As was the case after the third industrial revolution, when millions of jobs were created with the introduction of the computer, industry 4.0 has the potential to provide a big boost to create prosperity. As an example, at a recent presentation event of Siemens products, employees of the manufacturing company demonstrated the enormous scope of technologies such as augmented reality, using the equipment to create complex engineering models in minutes.
As the workplace alters dramatically, Maier foresees consequences for the businesses that can’t adapt.

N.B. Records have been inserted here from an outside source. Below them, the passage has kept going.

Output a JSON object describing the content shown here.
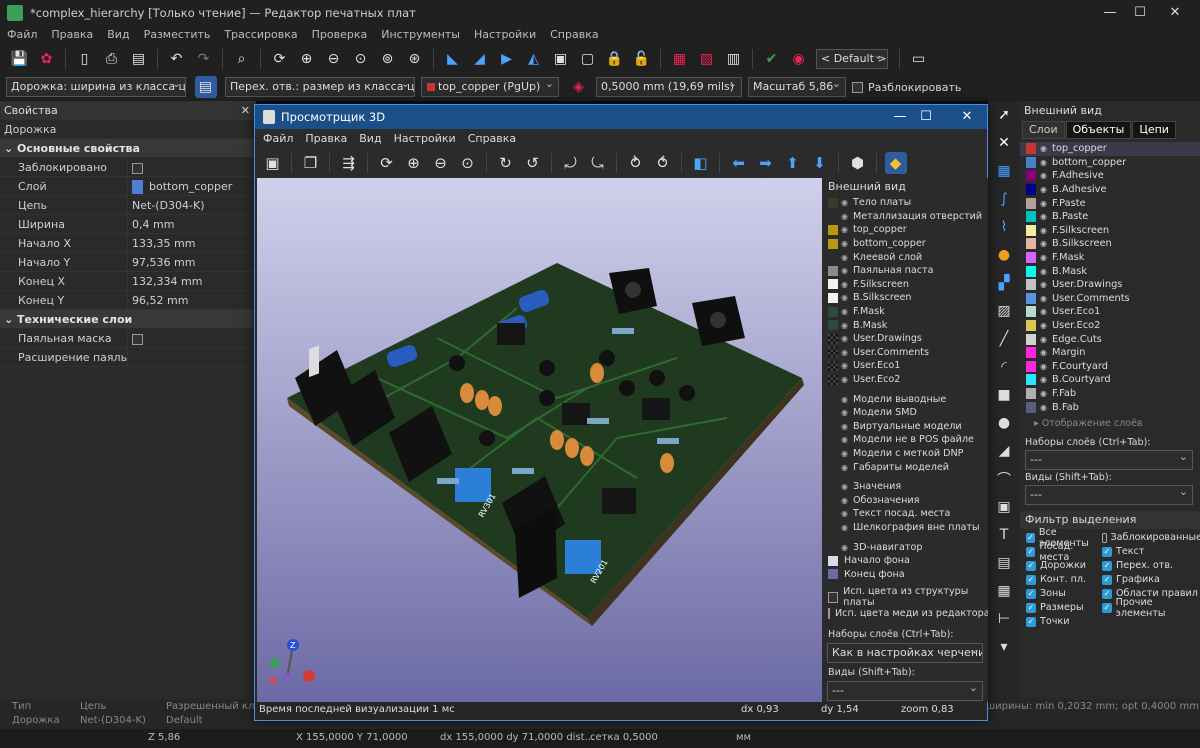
{
  "window": {
    "title": "*complex_hierarchy [Только чтение] — Редактор печатных плат"
  },
  "menu": [
    "Файл",
    "Правка",
    "Вид",
    "Разместить",
    "Трассировка",
    "Проверка",
    "Инструменты",
    "Настройки",
    "Справка"
  ],
  "toolbar1": {
    "icons": [
      "save-icon",
      "board-setup-icon",
      "page-icon",
      "print-icon",
      "plot-icon",
      "undo-icon",
      "redo-icon",
      "find-icon",
      "refresh-icon",
      "zoom-in-icon",
      "zoom-out-icon",
      "zoom-fit-icon",
      "zoom-selection-icon",
      "zoom-object-icon",
      "rotate-ccw-icon",
      "rotate-cw-icon",
      "flip-icon",
      "mirror-icon",
      "group-icon",
      "ungroup-icon",
      "lock-icon",
      "unlock-icon",
      "netlist-icon",
      "schematic-icon",
      "footprint-icon",
      "drc-icon",
      "layer-icon",
      "scripting-icon"
    ],
    "preset": "< Default >"
  },
  "toolbar2": {
    "track_width": "Дорожка: ширина из класса цепей",
    "via_size": "Перех. отв.: размер из класса цепей",
    "layer": "top_copper (PgUp)",
    "grid": "0,5000 mm (19,69 mils)",
    "zoom": "Масштаб 5,86",
    "unlock": "Разблокировать"
  },
  "properties": {
    "title": "Свойства",
    "type": "Дорожка",
    "section_main": "Основные свойства",
    "rows": [
      {
        "k": "Заблокировано",
        "v": ""
      },
      {
        "k": "Слой",
        "v": "bottom_copper"
      },
      {
        "k": "Цепь",
        "v": "Net-(D304-K)"
      },
      {
        "k": "Ширина",
        "v": "0,4 mm"
      },
      {
        "k": "Начало X",
        "v": "133,35 mm"
      },
      {
        "k": "Начало Y",
        "v": "97,536 mm"
      },
      {
        "k": "Конец X",
        "v": "132,334 mm"
      },
      {
        "k": "Конец Y",
        "v": "96,52 mm"
      }
    ],
    "section_tech": "Технические слои",
    "rows2": [
      {
        "k": "Паяльная маска",
        "v": ""
      },
      {
        "k": "Расширение паяльной маски",
        "v": ""
      }
    ]
  },
  "appearance": {
    "title": "Внешний вид",
    "tabs": [
      "Слои",
      "Объекты",
      "Цепи"
    ],
    "layers": [
      {
        "name": "top_copper",
        "color": "#c83434"
      },
      {
        "name": "bottom_copper",
        "color": "#4d7fc4"
      },
      {
        "name": "F.Adhesive",
        "color": "#84007c"
      },
      {
        "name": "B.Adhesive",
        "color": "#00008a"
      },
      {
        "name": "F.Paste",
        "color": "#b4a09a"
      },
      {
        "name": "B.Paste",
        "color": "#00c2c2"
      },
      {
        "name": "F.Silkscreen",
        "color": "#f2eda1"
      },
      {
        "name": "B.Silkscreen",
        "color": "#e8b2a7"
      },
      {
        "name": "F.Mask",
        "color": "#d864ff"
      },
      {
        "name": "B.Mask",
        "color": "#02ffee"
      },
      {
        "name": "User.Drawings",
        "color": "#c2c2c2"
      },
      {
        "name": "User.Comments",
        "color": "#5994dc"
      },
      {
        "name": "User.Eco1",
        "color": "#b4dbd2"
      },
      {
        "name": "User.Eco2",
        "color": "#d8c852"
      },
      {
        "name": "Edge.Cuts",
        "color": "#d0d2cd"
      },
      {
        "name": "Margin",
        "color": "#ff26e2"
      },
      {
        "name": "F.Courtyard",
        "color": "#ff26e2"
      },
      {
        "name": "B.Courtyard",
        "color": "#26e9ff"
      },
      {
        "name": "F.Fab",
        "color": "#afafaf"
      },
      {
        "name": "B.Fab",
        "color": "#585d84"
      }
    ],
    "layer_display": "Отображение слоёв",
    "presets_label": "Наборы слоёв (Ctrl+Tab):",
    "presets_value": "---",
    "views_label": "Виды (Shift+Tab):",
    "views_value": "---",
    "filter_title": "Фильтр выделения",
    "filters": [
      {
        "l": "Все элементы",
        "on": true
      },
      {
        "l": "Заблокированные",
        "on": false
      },
      {
        "l": "Посад. места",
        "on": true
      },
      {
        "l": "Текст",
        "on": true
      },
      {
        "l": "Дорожки",
        "on": true
      },
      {
        "l": "Перех. отв.",
        "on": true
      },
      {
        "l": "Конт. пл.",
        "on": true
      },
      {
        "l": "Графика",
        "on": true
      },
      {
        "l": "Зоны",
        "on": true
      },
      {
        "l": "Области правил",
        "on": true
      },
      {
        "l": "Размеры",
        "on": true
      },
      {
        "l": "Прочие элементы",
        "on": true
      },
      {
        "l": "Точки",
        "on": true
      }
    ]
  },
  "messages": {
    "c1": "Тип",
    "c2": "Цепь",
    "c3": "Разрешенный класс",
    "v1": "Дорожка",
    "v2": "Net-(D304-K)",
    "v3": "Default",
    "r": "ширины: min 0,2032 mm; opt 0,4000 mm"
  },
  "status": {
    "z": "Z 5,86",
    "xy": "X 155,0000  Y 71,0000",
    "d": "dx 155,0000  dy 71,0000  dist...",
    "grid": "сетка 0,5000",
    "unit": "мм"
  },
  "viewer": {
    "title": "Просмотрщик 3D",
    "menu": [
      "Файл",
      "Правка",
      "Вид",
      "Настройки",
      "Справка"
    ],
    "panel_title": "Внешний вид",
    "items1": [
      {
        "name": "Тело платы",
        "color": "#3b3a2a"
      },
      {
        "name": "Металлизация отверстий",
        "color": ""
      },
      {
        "name": "top_copper",
        "color": "#b89a10"
      },
      {
        "name": "bottom_copper",
        "color": "#b89a10"
      },
      {
        "name": "Клеевой слой",
        "color": ""
      },
      {
        "name": "Паяльная паста",
        "color": "#8c8c8c"
      },
      {
        "name": "F.Silkscreen",
        "color": "#f2f2f2"
      },
      {
        "name": "B.Silkscreen",
        "color": "#f2f2f2"
      },
      {
        "name": "F.Mask",
        "color": "#2e4a3e"
      },
      {
        "name": "B.Mask",
        "color": "#2e4a3e"
      },
      {
        "name": "User.Drawings",
        "color": "check"
      },
      {
        "name": "User.Comments",
        "color": "check"
      },
      {
        "name": "User.Eco1",
        "color": "check"
      },
      {
        "name": "User.Eco2",
        "color": "check"
      }
    ],
    "items2": [
      "Модели выводные",
      "Модели SMD",
      "Виртуальные модели",
      "Модели не в POS файле",
      "Модели с меткой DNP",
      "Габариты моделей"
    ],
    "items3": [
      "Значения",
      "Обозначения",
      "Текст посад. места",
      "Шелкография вне платы"
    ],
    "items4": [
      {
        "name": "3D-навигатор",
        "color": ""
      },
      {
        "name": "Начало фона",
        "color": "#d8d8ee"
      },
      {
        "name": "Конец фона",
        "color": "#6c6aa4"
      }
    ],
    "opt1": "Исп. цвета из структуры платы",
    "opt2": "Исп. цвета меди из редактора плат",
    "presets_label": "Наборы слоёв (Ctrl+Tab):",
    "presets_value": "Как в настройках черчения",
    "views_label": "Виды (Shift+Tab):",
    "views_value": "---",
    "status_msg": "Время последней визуализации 1 мс",
    "dx": "dx 0,93",
    "dy": "dy 1,54",
    "zoom": "zoom 0,83",
    "labels": [
      "RV301",
      "RV201"
    ]
  }
}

“I would honestly say that if you're in a high-cost, advanced economy, if you don't start to apply technology to your processes, whether it's in manufacturing or engineering, I think you'll struggle to exist,” he explains. “That doesn't matter how basic it is. As an example, there is a movement in Manchester to get textiles back as an industry. You might think that's so low-tech, why would you do it? But they've applied technology in a very simple way. I think every company has now got to think about how they can apply technology.”
Technology is also making inroads into the role of the CEO, and Maier predicts that the position will adapt and transform to incorporate the latest advances. “Probably the biggest thing in ten years’ time won't be robotics, it'll be artificial intelligence,” he predicts. “And you might ask the question, what will it mean for a CEO? But actually, a computer will probably be able to do the analysis quicker than me. Of course, I will be able to apply my experience but it gives me more time to do much more interesting things, such as talking to customers, applying the technology, doing much more value-added activities.”
This hands-on approach is characteristic. The down-to-earth CEO has held various management roles and risen up the ranks to take his position at the pinnacle of Siemens UK operations, but he admits that times have changed for the hot seat holder.
“When I was a factory manager in Congleton in Cheshire, I knew everything,” the CEO pronounces. “Today, I lead an organisation and I might have a vision of where this is taking us, but frankly I don't know. We’re trying to create an organisation for people to be able to thrive in the company.”
As Maier recalls his days in Congleton, one wonders what the factory of the future will look like. An example of a modern workshop operating successfully in the fourth industrial age can be found within Siemens’ plant for industrial controls in the small Bavarian city of Amberg. Inside this building, products and machines communicate with each other, enabling the products themselves to control their own production. It’s thought of as Siemens pièce de résistance; the most advanced workspace in its repertoire.
As well as modernising on the factory floor, Siemens is increasingly working with tech companies, innovation companies and universities to keep up with the rapid pace of industry 4.0.
“I've been taught for 30 years, everything you do can't fail,” Maier professes. “Brand Siemens is quality. We need to be experimenting much more.”
Like Siemens, the UK is a nation of experimenters; from the first industrial revolution and the introduction of the steam engine to the third revolution and Tim Berners-Lee’s launch of the World Wide Web. The fourth industrial revolution is another significant opportunity, a sentiment echoed by Siemens’ lead protagonist.
“The world is going completely digital,” Maier concludes. “This creates more jobs in the UK. We're beginning to create more jobs in manufacturing. We need to be a nation of creators. One of the key conversations we're having, is we need to create a much stronger movement in order to learn the art of the possible.”
For Siemens and the UK’s new wave of inventors, those possibilities could be transformative.